[Work item] For this exercise, restate the data below with no change at all.

[Extracted information]

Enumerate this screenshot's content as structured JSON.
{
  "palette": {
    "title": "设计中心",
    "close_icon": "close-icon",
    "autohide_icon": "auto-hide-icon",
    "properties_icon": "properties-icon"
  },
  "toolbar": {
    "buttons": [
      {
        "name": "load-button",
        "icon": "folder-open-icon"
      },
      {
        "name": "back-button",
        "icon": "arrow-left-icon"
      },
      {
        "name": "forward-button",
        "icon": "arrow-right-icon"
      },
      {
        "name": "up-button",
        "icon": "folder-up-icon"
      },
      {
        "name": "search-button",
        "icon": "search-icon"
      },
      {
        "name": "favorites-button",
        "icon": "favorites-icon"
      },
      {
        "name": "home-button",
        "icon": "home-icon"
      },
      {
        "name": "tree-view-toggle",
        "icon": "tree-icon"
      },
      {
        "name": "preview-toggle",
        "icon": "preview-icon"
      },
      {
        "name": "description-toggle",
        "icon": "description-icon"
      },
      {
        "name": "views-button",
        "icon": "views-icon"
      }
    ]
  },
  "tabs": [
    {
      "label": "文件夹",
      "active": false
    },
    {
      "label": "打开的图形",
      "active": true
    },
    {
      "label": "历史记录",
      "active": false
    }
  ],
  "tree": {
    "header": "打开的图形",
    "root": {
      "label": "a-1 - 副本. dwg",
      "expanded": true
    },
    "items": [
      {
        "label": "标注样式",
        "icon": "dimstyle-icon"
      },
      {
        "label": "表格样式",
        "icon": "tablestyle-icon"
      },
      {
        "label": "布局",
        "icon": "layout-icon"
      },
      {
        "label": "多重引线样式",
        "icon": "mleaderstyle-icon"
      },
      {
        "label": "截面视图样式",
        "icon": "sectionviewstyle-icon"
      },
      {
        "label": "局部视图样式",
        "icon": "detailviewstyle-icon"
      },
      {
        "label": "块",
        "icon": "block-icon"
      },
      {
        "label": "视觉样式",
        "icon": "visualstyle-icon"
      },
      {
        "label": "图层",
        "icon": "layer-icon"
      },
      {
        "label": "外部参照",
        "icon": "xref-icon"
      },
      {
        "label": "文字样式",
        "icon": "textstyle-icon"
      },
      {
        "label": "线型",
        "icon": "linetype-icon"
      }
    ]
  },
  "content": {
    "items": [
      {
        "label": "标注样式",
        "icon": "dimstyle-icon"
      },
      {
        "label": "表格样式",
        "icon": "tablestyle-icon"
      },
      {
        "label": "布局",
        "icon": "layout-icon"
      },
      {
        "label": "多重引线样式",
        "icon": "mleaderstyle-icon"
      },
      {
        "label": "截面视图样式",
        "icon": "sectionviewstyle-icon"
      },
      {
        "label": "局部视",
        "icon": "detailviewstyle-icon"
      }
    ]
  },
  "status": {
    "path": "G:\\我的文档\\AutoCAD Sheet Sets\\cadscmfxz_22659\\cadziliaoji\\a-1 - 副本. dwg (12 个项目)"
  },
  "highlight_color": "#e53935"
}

[Your response]
Enumerate this screenshot's content as structured JSON.
{
  "palette": {
    "title": "设计中心",
    "close_icon": "close-icon",
    "autohide_icon": "auto-hide-icon",
    "properties_icon": "properties-icon"
  },
  "toolbar": {
    "buttons": [
      {
        "name": "load-button",
        "icon": "folder-open-icon"
      },
      {
        "name": "back-button",
        "icon": "arrow-left-icon"
      },
      {
        "name": "forward-button",
        "icon": "arrow-right-icon"
      },
      {
        "name": "up-button",
        "icon": "folder-up-icon"
      },
      {
        "name": "search-button",
        "icon": "search-icon"
      },
      {
        "name": "favorites-button",
        "icon": "favorites-icon"
      },
      {
        "name": "home-button",
        "icon": "home-icon"
      },
      {
        "name": "tree-view-toggle",
        "icon": "tree-icon"
      },
      {
        "name": "preview-toggle",
        "icon": "preview-icon"
      },
      {
        "name": "description-toggle",
        "icon": "description-icon"
      },
      {
        "name": "views-button",
        "icon": "views-icon"
      }
    ]
  },
  "tabs": [
    {
      "label": "文件夹",
      "active": false
    },
    {
      "label": "打开的图形",
      "active": true
    },
    {
      "label": "历史记录",
      "active": false
    }
  ],
  "tree": {
    "header": "打开的图形",
    "root": {
      "label": "a-1 - 副本. dwg",
      "expanded": true
    },
    "items": [
      {
        "label": "标注样式",
        "icon": "dimstyle-icon"
      },
      {
        "label": "表格样式",
        "icon": "tablestyle-icon"
      },
      {
        "label": "布局",
        "icon": "layout-icon"
      },
      {
        "label": "多重引线样式",
        "icon": "mleaderstyle-icon"
      },
      {
        "label": "截面视图样式",
        "icon": "sectionviewstyle-icon"
      },
      {
        "label": "局部视图样式",
        "icon": "detailviewstyle-icon"
      },
      {
        "label": "块",
        "icon": "block-icon"
      },
      {
        "label": "视觉样式",
        "icon": "visualstyle-icon"
      },
      {
        "label": "图层",
        "icon": "layer-icon"
      },
      {
        "label": "外部参照",
        "icon": "xref-icon"
      },
      {
        "label": "文字样式",
        "icon": "textstyle-icon"
      },
      {
        "label": "线型",
        "icon": "linetype-icon"
      }
    ]
  },
  "content": {
    "items": [
      {
        "label": "标注样式",
        "icon": "dimstyle-icon"
      },
      {
        "label": "表格样式",
        "icon": "tablestyle-icon"
      },
      {
        "label": "布局",
        "icon": "layout-icon"
      },
      {
        "label": "多重引线样式",
        "icon": "mleaderstyle-icon"
      },
      {
        "label": "截面视图样式",
        "icon": "sectionviewstyle-icon"
      },
      {
        "label": "局部视",
        "icon": "detailviewstyle-icon"
      }
    ]
  },
  "status": {
    "path": "G:\\我的文档\\AutoCAD Sheet Sets\\cadscmfxz_22659\\cadziliaoji\\a-1 - 副本. dwg (12 个项目)"
  },
  "highlight_color": "#e53935"
}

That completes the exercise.